The dairy section in the Wal-Mart supercenter here, just across the border from Queens, was sparsely stocked. Some gallon jugs of milk were dented, others soiled with what looked like dirt. The meat aisle had run out of ground beef patties and strip steak, and residue streaked some shelves.
The disarray and out-of-stock items at just one store appear to be examples of wider problems that Wal-Mart is pressing store managers to address.
Last month, the retailer issued an “urgent agenda” memo to managers across the country pushing them to improve performance on “Chilled and Fresh” items in its dairy, meat and produce departments, part of an effort by Wal-Mart to help long-sluggish sales. It also reflected customer complaints that Wal-Mart has received in recent years as it has expanded offerings of organic foods and produce, often at cheaper prices than its competitors.
The memo, marked “highly sensitive,” tells Wal-Mart marketing managers to make sure the company’s 4,965 U.S. stores discount aging meat and baked goods to maximize the chance that those items will sell before their expiration dates.
The memo — leaked for public use by a Wal-Mart manager unhappy about understaffing — also tells stores to be sure to “rotate” dairy products and eggs, which means removing expired items and adding new stock at the bottom and back of display cases.
Sent on Oct. 2, the memo reminds managers that their No. 1 concern must be sales. For the last 18 months, Wal-Mart’s sales have been sluggish in stores open at least a year. The memo also urges managers to reduce backup inventory to trim costs and warns them not to exceed budgets for their stores.
Some retail analysts say these problems stem from Wal-Mart’s failure to have enough employees in its stores to do the many chores needed, like marking down aging items, rotating milk or getting needed goods from the backroom to stock shelves.

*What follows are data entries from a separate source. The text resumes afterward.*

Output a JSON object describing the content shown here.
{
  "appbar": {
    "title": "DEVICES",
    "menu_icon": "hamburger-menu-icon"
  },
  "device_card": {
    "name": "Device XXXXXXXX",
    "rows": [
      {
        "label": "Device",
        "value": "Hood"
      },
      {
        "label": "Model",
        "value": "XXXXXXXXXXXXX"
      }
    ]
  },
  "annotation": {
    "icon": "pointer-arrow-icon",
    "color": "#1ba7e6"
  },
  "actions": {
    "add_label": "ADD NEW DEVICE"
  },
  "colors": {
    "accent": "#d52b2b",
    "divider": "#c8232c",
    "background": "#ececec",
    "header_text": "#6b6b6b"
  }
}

“Labor hours have been cut so thin that they don’t have the people to do many activities,” said Burt P. Flickinger III, a retail consultant. “The fact that they don’t do some of these things every day, every shift, shows what a complete breakdown Wal-Mart has in staffing and training.”
A Wal-Mart spokeswoman, Deisha Barnett, confirmed the memo’s existence and acknowledged some of the problems outlined in it. She pointed to the start last year of a 100 percent money-back guarantee for customers dissatisfied with less-than-fresh products.
“We certainly have been focused on fresh for quite some time now, and our CEO has been vocal about our need to improve in this category. We’ve made a lot of progress but are always working to do better,” Barnett said.
Some analysts say Wal-Mart’s acknowledgment of the problem is a step in the right direction.
“They seem to get it,” said Craig Johnson, president of Customer Growth Partners, a retail consultancy in Connecticut. “They know that they are still weak in fresh. And that if the produce is overripe or out of stock, people are going to go somewhere else.”
“But this isn’t going to be an overnight fix,” he added.
Wal-Mart is making Black Friday a weeklong event, shifting away from the chaotic one-day sales that once epitomized the day after Thanksgiving. The “New Black Friday” will include five days of sales on Walmart.com and in stores, starting at 12:01 a.m. online on Thanksgiving and running through Cyber Monday, the company said Wednesday.
The Associated Press